I’ve lived with type 1 diabetes for 41 years, almost 42. In all that time, I’ve never thought of myself as a “victim” of a chronic illness. Yes, I’ve had moments where I’ve briefly thought “Wouldn’t it be nice if I could just forget about this for a while”, but it hasn’t got me down.
Last year, in an effort to hold on to and relive the thrill of adventure that I experienced when I was training for the 2010 Marathon des Sables, and then the event itself, I flippantly took myself off for some “adventure” at Wilsons Prom. Wilsons Promontory here in Victoria is where I had some fantastic adventures during my training. It is where I was doing non-stop, 62km walks, following a track that took in most of the beautiful coastline and the lighthouse at the bottom of The Prom. By the time of the event itself, I had done this arduous training adventure 15 or 20 times, bringing myself to a fine point of readiness for the Sahara Desert.
So last year, when I felt the memories of the experience were slipping away, I decided to recreate some of that adventure. Off I went, with little preparatory training, to do some of the overnight stuff. My intentions, though entirely innocent, were not well thought out and I almost came to major grief. Without going into details, I’ll just say that I almost died on a couple of occasions and it is very good luck indeed that I am still here to write these words. The first of these occasions I was able to explain away with a wave of the hand, still not accepting the reality of what had happened. But the second occasion finally caused me to pause and consider what I was doing.
A month ago I was again thinking of the glory days and then of the time I tried to recreate some of that experience. I found that the nightmare memories of last year, which are like reliving through hours of hellish hallucinations, were holding me back and stopping me from doing some of the things that I used to do without hesitation. Yes, I’m a little bit older now, but that shouldn’t be stopping me from the simple pleasure of camping. Yes, it’s been years since I’ve done any serious long distance walking, but that shouldn’t stop me from doing planned day walks of a careful distance. Why then was I even hesitating to go down to The Prom and camp?
After wondering about this for a long time, I finally settled on the answer. I was scared. And to be scared to do what was such a big part of that adventurous time not so long ago meant that I was letting type 1 diabetes determine what I could and could not do.
I was becoming a victim of type 1 diabetes.
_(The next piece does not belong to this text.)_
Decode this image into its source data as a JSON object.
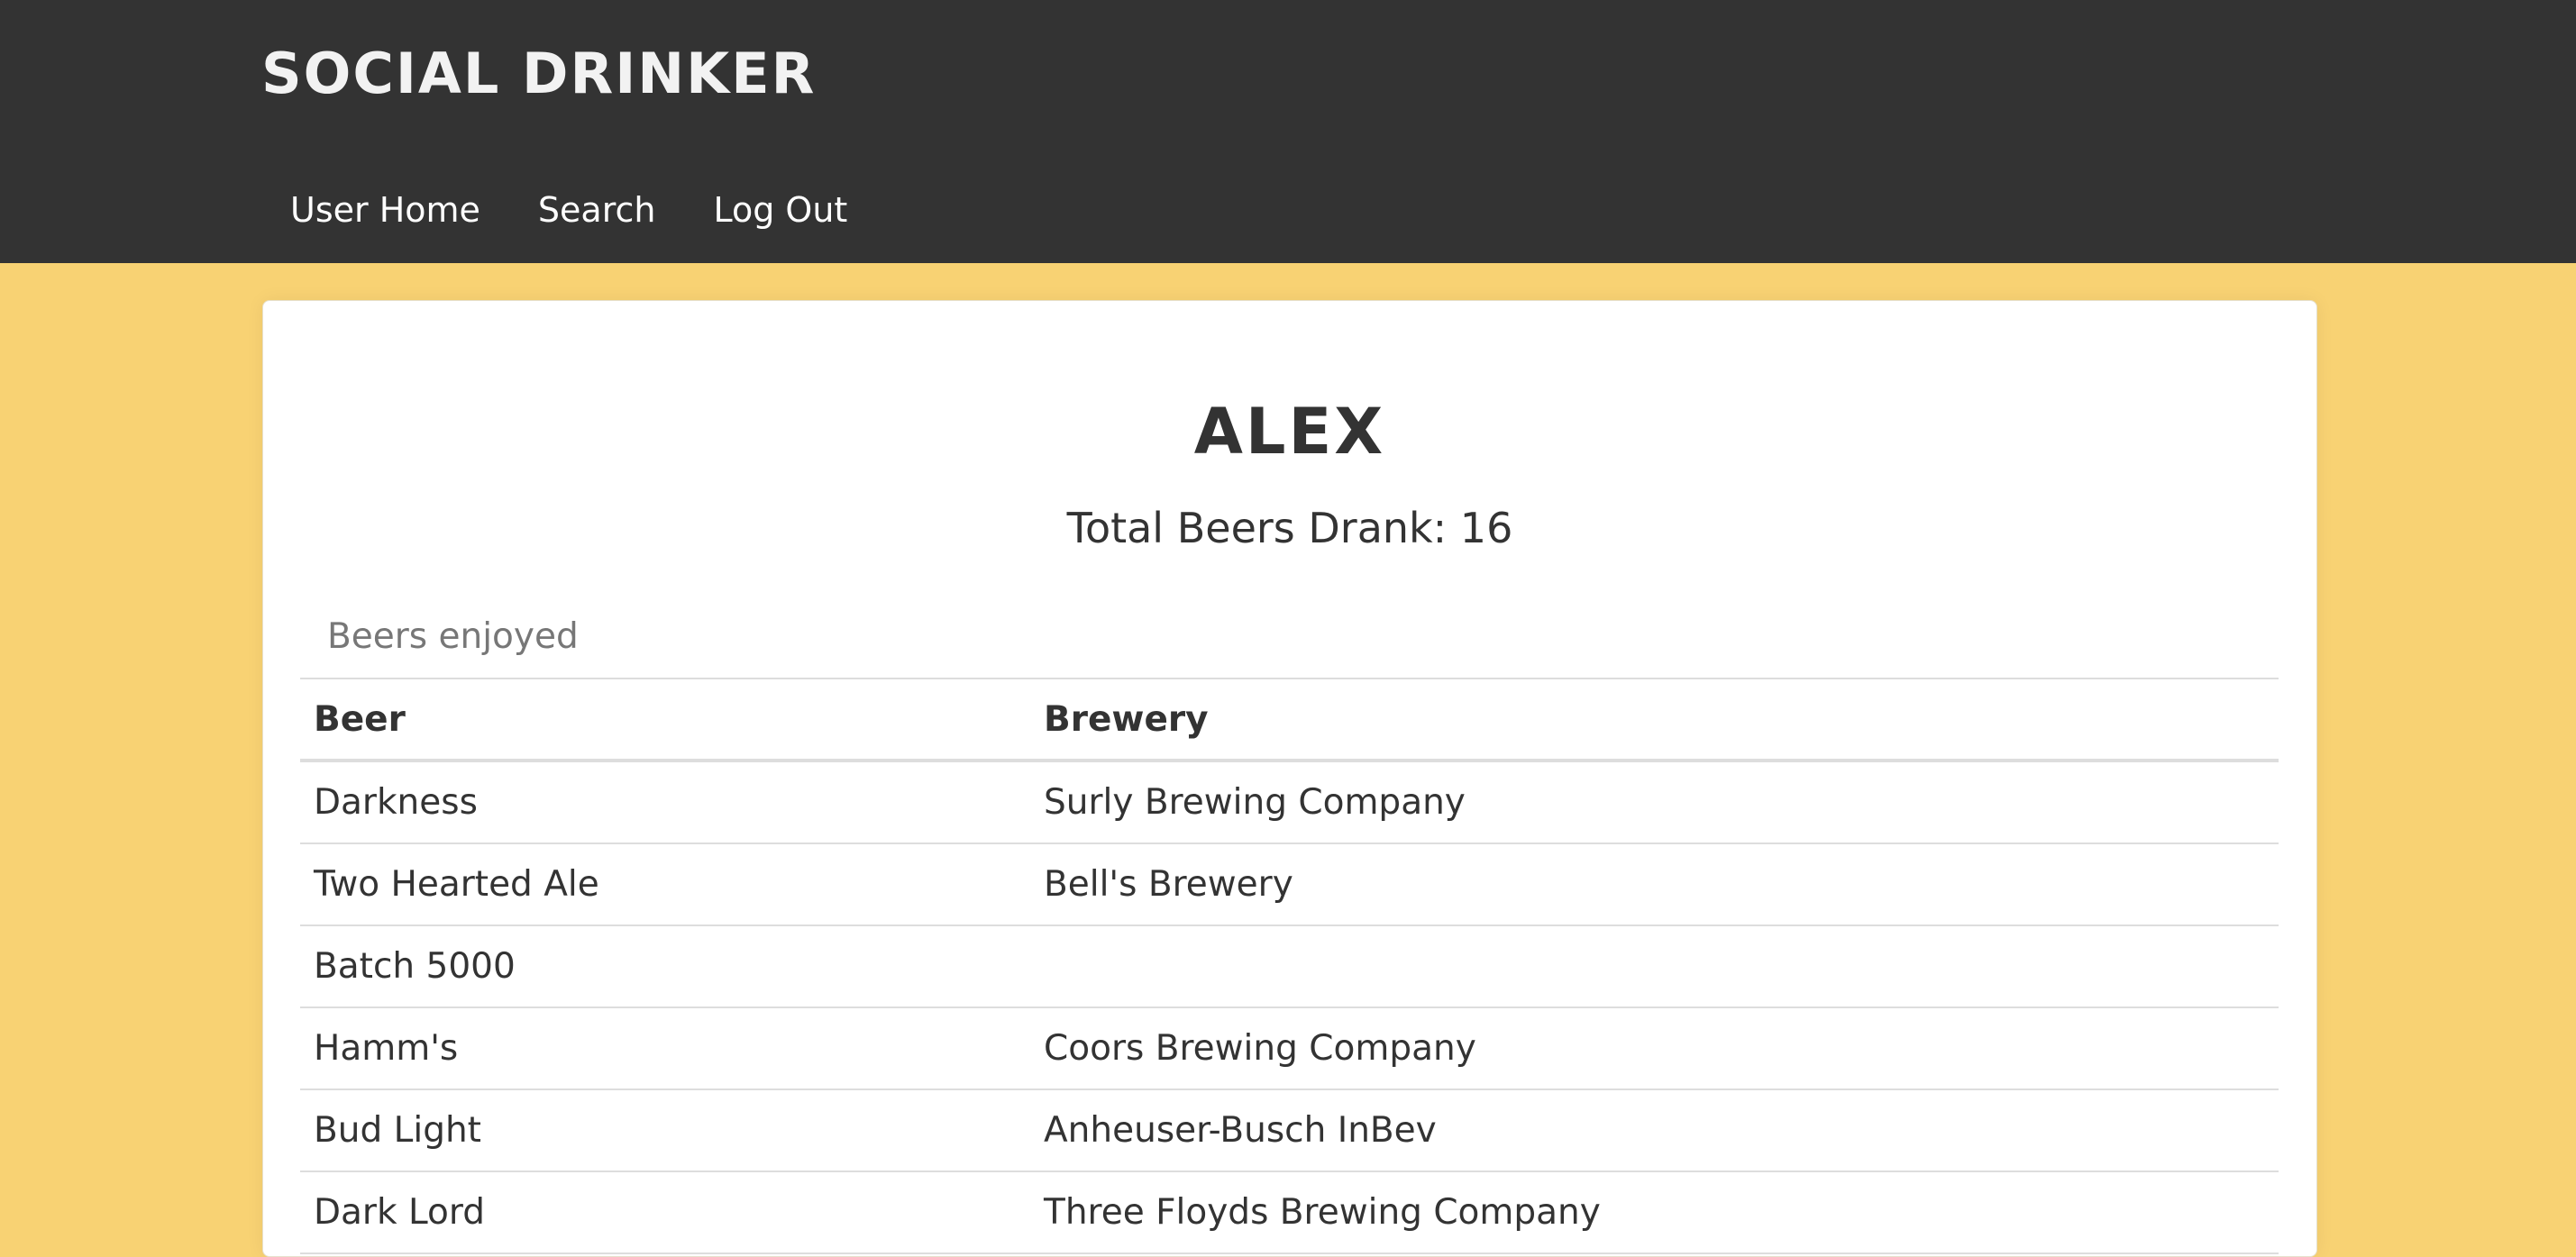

For the first time in almost 42 years, I was feeling the fear and hesitation and constant thought, some of it negative, that goes with being a victim. I don’t have any other chronic illnesses, but I can now see better what happens when the chronic illness takes over. It is not a good situation to be in.
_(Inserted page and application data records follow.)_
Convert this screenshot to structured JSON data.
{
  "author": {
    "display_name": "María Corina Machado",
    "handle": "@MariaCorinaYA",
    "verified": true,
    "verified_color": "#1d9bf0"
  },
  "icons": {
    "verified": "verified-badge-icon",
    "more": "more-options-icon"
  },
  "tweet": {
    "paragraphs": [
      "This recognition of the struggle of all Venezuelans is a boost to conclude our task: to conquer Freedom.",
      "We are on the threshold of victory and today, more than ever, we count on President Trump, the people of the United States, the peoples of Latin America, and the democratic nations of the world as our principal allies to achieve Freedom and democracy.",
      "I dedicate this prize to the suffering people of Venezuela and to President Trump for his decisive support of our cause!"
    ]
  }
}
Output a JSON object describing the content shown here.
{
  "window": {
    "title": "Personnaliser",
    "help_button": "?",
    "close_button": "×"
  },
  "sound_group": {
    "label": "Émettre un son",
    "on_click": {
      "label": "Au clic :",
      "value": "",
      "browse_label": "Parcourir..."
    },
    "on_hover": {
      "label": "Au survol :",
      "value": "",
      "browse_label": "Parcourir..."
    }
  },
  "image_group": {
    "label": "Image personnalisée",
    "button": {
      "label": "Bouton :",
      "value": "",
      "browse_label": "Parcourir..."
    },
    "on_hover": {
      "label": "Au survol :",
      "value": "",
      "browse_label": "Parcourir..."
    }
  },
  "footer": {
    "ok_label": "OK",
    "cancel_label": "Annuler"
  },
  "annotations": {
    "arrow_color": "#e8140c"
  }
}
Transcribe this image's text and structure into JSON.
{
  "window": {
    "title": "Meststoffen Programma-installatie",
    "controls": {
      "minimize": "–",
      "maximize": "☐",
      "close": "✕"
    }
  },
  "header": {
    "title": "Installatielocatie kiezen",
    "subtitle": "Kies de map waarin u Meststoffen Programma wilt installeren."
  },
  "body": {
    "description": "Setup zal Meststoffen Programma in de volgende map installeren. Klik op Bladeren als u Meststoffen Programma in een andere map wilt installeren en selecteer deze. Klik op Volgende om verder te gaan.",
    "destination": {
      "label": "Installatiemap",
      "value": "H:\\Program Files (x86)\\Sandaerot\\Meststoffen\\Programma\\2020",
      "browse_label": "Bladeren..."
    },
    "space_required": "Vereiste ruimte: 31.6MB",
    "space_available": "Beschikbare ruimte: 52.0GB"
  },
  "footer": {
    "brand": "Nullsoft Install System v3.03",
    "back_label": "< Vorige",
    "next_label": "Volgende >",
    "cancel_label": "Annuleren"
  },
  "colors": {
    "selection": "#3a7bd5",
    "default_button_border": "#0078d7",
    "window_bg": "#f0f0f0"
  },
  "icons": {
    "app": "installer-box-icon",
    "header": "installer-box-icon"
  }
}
Last weekend I took a big step to get past this “victim” feeling. I took myself off to Wilsons Prom for two nights of camping. During that period I did a gentle day walk, not pushing the limits in any way, and was able to return back to the tent without any of the dramas that I had last year. It was all very careful, but it was also very safe and “normal”. I was able to get back on the horse without being thrown off again.
Mind you, using my BGL testing machine regularly throughout the weekend showed me that the chemistry surrounding type 1 diabetes has changed radically since those glory days five years ago. What worked then for the balance of food and insulin no longer applies. A couple of the readings I got on the BGL meter were quite confronting. But that now becomes part of my learning process as I rebuild my confidence again.
I’ve lived with type 1 diabetes for almost 42 years, but I have 25 or 30 years, or even more, to go yet. So it’s time to rebuild my confidence to where it was, then get on with the adventure.
Type 1 diabetes – it’s not fun and it’s not easy. But it is also not the whole story. There’s adventure out there yet to be found. Let’s do it!